**Task instructions**
Please copy each line of the data that includes the string "down".

(Interface dataset entries)
::::::::::
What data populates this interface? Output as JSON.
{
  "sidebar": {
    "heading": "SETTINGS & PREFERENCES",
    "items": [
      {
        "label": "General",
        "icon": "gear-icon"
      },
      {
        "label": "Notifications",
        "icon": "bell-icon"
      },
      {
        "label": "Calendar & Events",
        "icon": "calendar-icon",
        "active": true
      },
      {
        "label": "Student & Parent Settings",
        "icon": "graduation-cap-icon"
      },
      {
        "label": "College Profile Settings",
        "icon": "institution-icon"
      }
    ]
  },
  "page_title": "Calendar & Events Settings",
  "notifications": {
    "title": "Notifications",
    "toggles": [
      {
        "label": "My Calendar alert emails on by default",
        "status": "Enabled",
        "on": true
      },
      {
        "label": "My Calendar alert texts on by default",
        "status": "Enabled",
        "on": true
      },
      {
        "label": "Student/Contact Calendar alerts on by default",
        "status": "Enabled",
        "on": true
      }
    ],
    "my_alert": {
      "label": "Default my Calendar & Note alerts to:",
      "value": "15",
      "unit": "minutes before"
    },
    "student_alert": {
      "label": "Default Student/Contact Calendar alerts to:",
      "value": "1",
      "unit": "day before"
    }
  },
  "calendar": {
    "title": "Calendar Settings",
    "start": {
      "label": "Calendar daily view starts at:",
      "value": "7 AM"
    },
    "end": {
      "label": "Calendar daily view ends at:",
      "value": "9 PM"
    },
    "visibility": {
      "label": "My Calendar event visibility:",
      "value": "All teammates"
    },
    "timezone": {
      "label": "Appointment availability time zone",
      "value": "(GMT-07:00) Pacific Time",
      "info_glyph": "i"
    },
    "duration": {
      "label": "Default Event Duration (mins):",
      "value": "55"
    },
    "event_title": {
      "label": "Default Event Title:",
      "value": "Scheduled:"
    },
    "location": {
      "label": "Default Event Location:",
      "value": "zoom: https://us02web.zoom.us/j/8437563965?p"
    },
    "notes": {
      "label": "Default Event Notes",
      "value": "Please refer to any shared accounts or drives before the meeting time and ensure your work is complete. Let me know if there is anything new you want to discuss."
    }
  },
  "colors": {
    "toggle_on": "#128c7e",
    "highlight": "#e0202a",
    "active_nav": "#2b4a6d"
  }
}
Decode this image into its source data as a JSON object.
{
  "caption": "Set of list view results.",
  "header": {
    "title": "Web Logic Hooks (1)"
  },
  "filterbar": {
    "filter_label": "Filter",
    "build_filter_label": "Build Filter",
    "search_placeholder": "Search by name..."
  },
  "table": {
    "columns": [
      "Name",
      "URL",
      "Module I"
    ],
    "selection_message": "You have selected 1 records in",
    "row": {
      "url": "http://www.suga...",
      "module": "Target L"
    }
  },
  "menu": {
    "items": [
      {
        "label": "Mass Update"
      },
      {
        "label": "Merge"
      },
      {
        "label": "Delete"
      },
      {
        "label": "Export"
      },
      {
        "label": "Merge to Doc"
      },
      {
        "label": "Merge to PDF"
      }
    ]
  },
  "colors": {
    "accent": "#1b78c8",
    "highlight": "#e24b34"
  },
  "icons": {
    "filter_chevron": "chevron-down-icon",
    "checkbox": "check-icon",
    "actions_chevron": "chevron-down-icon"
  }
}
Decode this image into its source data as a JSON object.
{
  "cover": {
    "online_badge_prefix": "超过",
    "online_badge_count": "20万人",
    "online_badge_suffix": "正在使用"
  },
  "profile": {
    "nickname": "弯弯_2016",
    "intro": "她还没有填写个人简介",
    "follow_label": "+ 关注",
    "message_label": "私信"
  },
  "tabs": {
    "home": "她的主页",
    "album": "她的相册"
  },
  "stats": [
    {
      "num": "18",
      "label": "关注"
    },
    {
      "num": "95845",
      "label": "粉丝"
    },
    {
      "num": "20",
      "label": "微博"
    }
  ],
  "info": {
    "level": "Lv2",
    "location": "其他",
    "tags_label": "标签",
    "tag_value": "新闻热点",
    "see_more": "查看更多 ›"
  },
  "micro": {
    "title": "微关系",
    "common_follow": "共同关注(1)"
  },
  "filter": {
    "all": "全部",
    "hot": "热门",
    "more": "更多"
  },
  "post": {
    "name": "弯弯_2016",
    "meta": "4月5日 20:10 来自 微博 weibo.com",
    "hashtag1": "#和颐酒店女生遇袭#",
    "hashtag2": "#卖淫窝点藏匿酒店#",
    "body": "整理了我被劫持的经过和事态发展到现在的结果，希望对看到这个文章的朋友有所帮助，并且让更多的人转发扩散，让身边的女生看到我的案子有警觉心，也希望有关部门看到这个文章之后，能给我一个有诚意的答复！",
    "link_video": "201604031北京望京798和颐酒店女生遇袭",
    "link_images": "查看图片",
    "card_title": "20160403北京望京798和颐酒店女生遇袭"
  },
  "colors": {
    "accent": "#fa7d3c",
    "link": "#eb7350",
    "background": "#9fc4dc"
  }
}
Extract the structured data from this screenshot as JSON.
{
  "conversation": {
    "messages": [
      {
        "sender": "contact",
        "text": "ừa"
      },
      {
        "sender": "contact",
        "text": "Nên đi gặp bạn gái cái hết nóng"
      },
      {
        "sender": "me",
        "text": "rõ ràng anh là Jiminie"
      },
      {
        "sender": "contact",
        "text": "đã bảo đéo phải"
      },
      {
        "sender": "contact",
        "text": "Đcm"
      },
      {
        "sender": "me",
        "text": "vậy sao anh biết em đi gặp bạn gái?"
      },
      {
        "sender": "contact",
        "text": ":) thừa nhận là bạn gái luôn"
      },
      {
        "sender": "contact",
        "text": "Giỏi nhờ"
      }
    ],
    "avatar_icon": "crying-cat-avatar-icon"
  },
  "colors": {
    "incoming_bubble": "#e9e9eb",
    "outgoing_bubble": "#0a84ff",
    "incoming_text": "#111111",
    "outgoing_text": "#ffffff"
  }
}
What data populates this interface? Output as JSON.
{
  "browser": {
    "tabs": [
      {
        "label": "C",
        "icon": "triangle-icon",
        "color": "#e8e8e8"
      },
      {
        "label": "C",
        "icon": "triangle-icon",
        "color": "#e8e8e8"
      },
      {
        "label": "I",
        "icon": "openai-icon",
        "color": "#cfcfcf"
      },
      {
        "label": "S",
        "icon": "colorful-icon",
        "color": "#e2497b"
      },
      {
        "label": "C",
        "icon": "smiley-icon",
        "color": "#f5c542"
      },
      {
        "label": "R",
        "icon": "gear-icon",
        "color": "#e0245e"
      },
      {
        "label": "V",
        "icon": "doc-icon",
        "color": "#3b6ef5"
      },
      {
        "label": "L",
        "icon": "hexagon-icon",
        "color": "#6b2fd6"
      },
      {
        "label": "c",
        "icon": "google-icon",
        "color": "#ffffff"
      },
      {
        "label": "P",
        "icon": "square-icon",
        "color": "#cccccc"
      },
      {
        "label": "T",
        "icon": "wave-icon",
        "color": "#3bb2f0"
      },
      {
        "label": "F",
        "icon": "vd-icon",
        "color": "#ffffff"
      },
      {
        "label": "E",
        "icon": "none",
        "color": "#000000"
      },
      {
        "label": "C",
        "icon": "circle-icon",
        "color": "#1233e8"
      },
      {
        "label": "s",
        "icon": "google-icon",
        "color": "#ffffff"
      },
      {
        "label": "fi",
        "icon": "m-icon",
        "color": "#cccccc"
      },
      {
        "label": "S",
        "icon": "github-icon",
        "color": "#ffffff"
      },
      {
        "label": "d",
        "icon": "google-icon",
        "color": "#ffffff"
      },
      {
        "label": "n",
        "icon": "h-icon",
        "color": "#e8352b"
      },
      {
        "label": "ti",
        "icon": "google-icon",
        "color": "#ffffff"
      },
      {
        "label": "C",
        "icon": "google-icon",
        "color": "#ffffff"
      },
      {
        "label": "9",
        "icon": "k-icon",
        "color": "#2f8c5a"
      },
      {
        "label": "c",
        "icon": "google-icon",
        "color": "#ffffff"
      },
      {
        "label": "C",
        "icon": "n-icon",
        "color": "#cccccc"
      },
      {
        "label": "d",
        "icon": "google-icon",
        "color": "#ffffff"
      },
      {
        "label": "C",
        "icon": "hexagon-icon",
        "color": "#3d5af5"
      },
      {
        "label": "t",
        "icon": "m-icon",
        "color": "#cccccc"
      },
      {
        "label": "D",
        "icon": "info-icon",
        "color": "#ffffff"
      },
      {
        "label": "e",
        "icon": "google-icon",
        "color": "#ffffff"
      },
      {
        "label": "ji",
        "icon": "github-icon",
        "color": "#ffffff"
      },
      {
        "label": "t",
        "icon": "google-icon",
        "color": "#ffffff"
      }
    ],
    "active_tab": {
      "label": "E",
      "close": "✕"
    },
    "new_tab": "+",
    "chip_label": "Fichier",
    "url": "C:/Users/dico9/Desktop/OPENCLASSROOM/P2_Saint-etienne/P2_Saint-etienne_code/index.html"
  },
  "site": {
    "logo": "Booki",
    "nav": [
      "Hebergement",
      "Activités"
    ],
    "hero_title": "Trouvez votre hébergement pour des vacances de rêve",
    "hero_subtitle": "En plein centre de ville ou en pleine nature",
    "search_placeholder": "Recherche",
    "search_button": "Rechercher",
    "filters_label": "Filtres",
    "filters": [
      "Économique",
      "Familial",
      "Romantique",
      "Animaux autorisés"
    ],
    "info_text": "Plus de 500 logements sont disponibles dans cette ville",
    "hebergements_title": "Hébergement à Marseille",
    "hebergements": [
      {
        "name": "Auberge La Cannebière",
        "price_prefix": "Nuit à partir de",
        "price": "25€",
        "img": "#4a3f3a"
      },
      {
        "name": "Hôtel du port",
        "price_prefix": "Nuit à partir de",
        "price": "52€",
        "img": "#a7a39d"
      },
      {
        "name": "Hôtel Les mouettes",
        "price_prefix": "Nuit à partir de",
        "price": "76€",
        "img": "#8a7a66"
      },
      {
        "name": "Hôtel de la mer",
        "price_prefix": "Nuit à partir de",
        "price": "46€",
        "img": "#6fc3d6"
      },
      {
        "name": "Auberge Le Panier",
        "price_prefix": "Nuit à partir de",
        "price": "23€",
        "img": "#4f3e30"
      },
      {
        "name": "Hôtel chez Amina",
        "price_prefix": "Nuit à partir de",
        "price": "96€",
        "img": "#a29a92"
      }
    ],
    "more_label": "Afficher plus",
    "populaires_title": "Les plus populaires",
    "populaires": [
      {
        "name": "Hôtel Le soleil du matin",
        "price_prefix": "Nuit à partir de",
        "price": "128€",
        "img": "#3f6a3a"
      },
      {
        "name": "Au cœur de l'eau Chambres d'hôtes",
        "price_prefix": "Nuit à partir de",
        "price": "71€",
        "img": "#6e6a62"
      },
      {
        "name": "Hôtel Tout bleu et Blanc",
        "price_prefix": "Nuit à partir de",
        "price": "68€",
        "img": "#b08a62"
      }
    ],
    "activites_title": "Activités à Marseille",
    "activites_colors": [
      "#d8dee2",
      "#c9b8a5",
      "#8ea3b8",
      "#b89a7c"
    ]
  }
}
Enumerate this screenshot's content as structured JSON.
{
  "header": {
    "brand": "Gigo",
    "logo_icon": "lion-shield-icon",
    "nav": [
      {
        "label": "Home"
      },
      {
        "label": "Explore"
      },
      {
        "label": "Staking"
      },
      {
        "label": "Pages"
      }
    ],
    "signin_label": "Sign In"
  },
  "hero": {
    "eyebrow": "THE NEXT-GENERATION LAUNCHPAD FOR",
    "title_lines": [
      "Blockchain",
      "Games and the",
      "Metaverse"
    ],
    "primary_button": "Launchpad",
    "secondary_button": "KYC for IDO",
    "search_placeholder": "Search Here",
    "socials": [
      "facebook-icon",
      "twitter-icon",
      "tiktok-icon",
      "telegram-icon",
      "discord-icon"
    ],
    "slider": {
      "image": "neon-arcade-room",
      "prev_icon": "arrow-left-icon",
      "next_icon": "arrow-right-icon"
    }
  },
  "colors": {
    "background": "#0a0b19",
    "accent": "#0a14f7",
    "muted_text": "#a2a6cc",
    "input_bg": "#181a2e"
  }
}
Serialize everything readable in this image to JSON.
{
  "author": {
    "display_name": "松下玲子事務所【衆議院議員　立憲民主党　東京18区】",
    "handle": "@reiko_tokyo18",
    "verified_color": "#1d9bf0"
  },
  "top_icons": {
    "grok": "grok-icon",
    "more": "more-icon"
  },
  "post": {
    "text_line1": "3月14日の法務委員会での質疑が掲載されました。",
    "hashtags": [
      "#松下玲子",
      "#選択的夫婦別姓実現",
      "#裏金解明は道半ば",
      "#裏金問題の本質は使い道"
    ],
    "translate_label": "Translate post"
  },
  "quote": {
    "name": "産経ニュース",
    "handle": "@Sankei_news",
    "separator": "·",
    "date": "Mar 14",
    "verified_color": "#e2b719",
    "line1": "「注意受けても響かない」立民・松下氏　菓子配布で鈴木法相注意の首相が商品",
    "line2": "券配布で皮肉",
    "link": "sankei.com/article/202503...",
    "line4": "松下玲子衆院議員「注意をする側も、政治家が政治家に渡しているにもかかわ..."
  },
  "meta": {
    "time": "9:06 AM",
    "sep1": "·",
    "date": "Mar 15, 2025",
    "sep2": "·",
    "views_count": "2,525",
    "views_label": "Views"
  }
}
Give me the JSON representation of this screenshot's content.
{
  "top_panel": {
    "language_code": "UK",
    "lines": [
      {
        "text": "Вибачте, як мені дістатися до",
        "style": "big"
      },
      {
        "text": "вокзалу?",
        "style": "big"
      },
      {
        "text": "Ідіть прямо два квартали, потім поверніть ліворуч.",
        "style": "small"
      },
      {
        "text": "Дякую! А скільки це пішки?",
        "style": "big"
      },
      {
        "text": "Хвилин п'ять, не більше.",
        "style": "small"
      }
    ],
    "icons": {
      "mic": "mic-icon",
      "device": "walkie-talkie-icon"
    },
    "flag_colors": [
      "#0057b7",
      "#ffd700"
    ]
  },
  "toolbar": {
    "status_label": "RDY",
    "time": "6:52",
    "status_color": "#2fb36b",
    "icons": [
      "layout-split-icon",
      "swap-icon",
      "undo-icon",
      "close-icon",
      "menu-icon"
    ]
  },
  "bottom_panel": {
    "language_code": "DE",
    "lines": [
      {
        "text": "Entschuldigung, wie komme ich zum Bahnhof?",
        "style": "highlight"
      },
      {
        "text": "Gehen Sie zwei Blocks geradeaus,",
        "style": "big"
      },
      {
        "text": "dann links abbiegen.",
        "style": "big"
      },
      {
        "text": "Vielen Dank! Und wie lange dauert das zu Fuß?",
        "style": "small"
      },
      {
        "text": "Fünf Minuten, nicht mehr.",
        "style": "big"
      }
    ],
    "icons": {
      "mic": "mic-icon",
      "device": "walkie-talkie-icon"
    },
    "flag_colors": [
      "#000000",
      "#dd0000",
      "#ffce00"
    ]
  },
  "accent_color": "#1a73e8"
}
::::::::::
**Exercise response**
    "filter_chevron": "chevron-down-icon",
    "actions_chevron": "chevron-down-icon"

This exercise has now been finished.